True Story (2015) / Drama-Mystery

MPAA Rated: R for language and some disturbing material
Running Time: 100 min.

Cast: Jonah Hill, James Franco, Felicity Jones, Ethan Suplee, Gretchen Mol, Robert John Burke, Genevieve Angelson, Betty Gilpin
Director: Rupert Goold
Screenplay: Rupert Goold, David Kajganich (Based on the memoir by Michael Finkel)

Review published April 21, 2015

Now, just because you see a film starring Jonah Hill (22 Jump Street, How to Train Your Dragon 2) and James Franco (The Interview, Homefront) doesn't mean you're in for a raunchy comedy, though I'm sure there is at least one person who has made that mistake when choosing what to go to at the theater.  There's really nothing funny in this drama based on a true story of a tarnished journalist and an alleged murderer coming together to write a book about the latter's experiences that led up to his wife and three children murdered, leaving him as prime suspect number one.

That tarnished journalist is Mike Finkel, who looked like he was on a fast-track to winning a Pulitzer Prize before his latest big article was found to have been potentially loose with his recording of facts (he crafted an amalgam main subject out of experiences that occurred to five people), embarrassing his employer, the New York Times, and leaving him in a difficult position to find another job with so much egg on his face.  An opportunity comes from a strange place when it is discovered that a man named Christian Longo had been apprehended and charged with the murder of his family, claiming that he is Mike Finkel, reporter for the New York Times.  Finkel's curiosity draws him to reach out, and soon Longo, who respects Finkel's ability, offers to divulge his story for a book to be published after the trial, in exchange for the journalist teaching him how to write.  The two become friends, but that friendship is strained by the salacious details of the case, as well as the strain on Finkel's relationship with his supportive girlfriend, Jill (Jones, The Theory of Everything).

It is based on a true story, and one in which the wiggle room with the truth is a bit more subdued given that it is based on a journalist's memoirs, and that journalist is still alive to see and call out the film should it become "too Hollywood" to be an accurate representation of his recollections.  Theater vet Rupert Goold brings a flair for the dramatic to the proceedings, as this is a good looking film, with three Academy Award-nominated actors at the forefront, and yet the screenplay, credited to Goold and David Kajganich (Blood Creek, The Invasion), feels clunky, not written with the kind of lofty prose one might potentially get from reading the account by Finkel himself.

The film dabbles here and there with some interesting themes, such as whether a true story is more powerful if it gets all of its facts right, or if it spins a more impactful yarn through the writer striving for a higher meaning above the facts that make for a more compelling account.  It seems an irony to criticize a film based on a true story centered on people who embellish stories to tell a more advantageous tale for not doing the same, but certainly Goold's film could have used a bit more solidifying of the themes before building the true story upon it, rather than the other way around.

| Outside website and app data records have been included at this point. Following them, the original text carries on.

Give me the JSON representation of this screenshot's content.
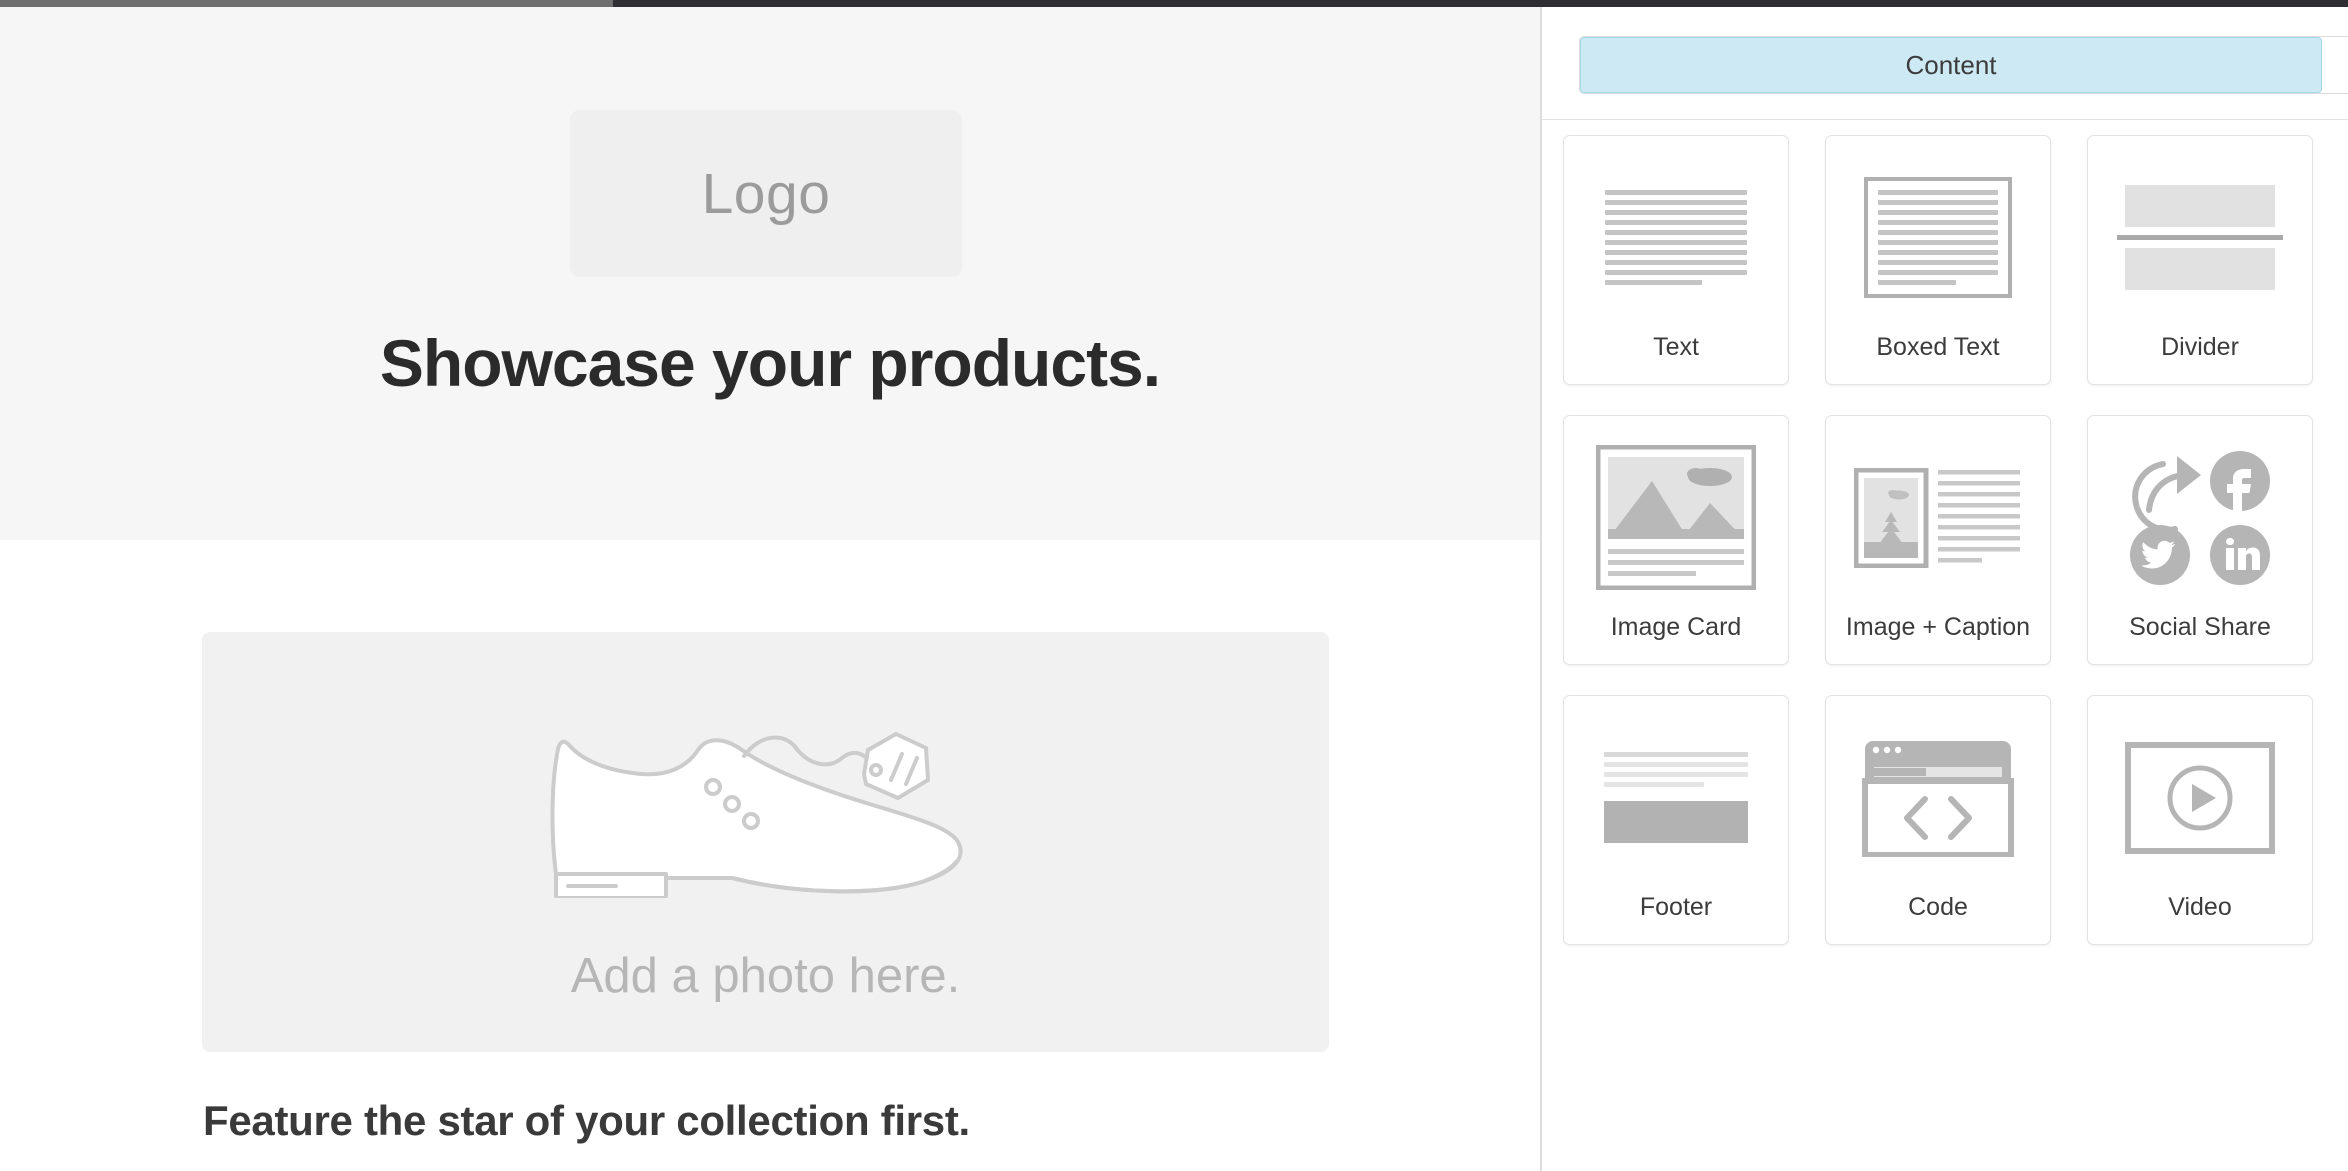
{
  "preview": {
    "logo_placeholder": "Logo",
    "hero_headline": "Showcase your products.",
    "photo_cta": "Add a photo here.",
    "feature_headline": "Feature the star of your collection first.",
    "shoe_illustration_icon": "dress-shoe-illustration",
    "hero_background": "#f6f6f6",
    "photo_block_background": "#f1f1f1"
  },
  "sidebar": {
    "tabs": [
      {
        "label": "Content",
        "active": true
      },
      {
        "label": "",
        "active": false
      }
    ],
    "active_tab_color": "#cdeaf4",
    "blocks": [
      {
        "label": "Text",
        "icon": "text-lines-icon"
      },
      {
        "label": "Boxed Text",
        "icon": "boxed-text-icon"
      },
      {
        "label": "Divider",
        "icon": "divider-icon"
      },
      {
        "label": "Image Card",
        "icon": "image-card-icon"
      },
      {
        "label": "Image + Caption",
        "icon": "image-caption-icon"
      },
      {
        "label": "Social Share",
        "icon": "social-share-icon"
      },
      {
        "label": "Footer",
        "icon": "footer-icon"
      },
      {
        "label": "Code",
        "icon": "code-window-icon"
      },
      {
        "label": "Video",
        "icon": "video-play-icon"
      }
    ]
  }
}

Though the two main players give credible performances, they aren't spectacular, and perhaps might have been more interesting with thespians more suited to these roles.  The Jonah Hill/Felicity Jones romantic pairing seems perplexing for a number of obvious reasons, especially when he's shown as inattentive generally, and not particularly stable, both career-wise and emotionally.  Plus, her role feels superfluous to the main thrust of the film, and with the exception of one key scene (a mostly fabricated injection), certainly does not require anyone of Jones' caliber to be cast in it, if she needed to be a big part of the story at all.  The interplay between Hill and Franco seems to suggest a mutual admiration of sorts, but one never quite gets that feeling of deep friendship the movie seems to draw out.  Capote handled this subject matter far more adeptly, though it obviously had more subtext as to why writer and would-be criminal might form an unstated bond.

Ultimately, True Story bears a certain watchability, and does raise enough questions to ponder long afterward, especially regarding manipulations, truth, lies, and alibis.  However, for a film that explores, with great gusto, the power of words and the storytellers behind them, the fact that the manner in which it tells its own "true story" is too obvious and not inherently compelling leave True Story left wanting a treatment from someone who knows how to tell a proper one.

Qwipster's rating:

2015 Vince Leo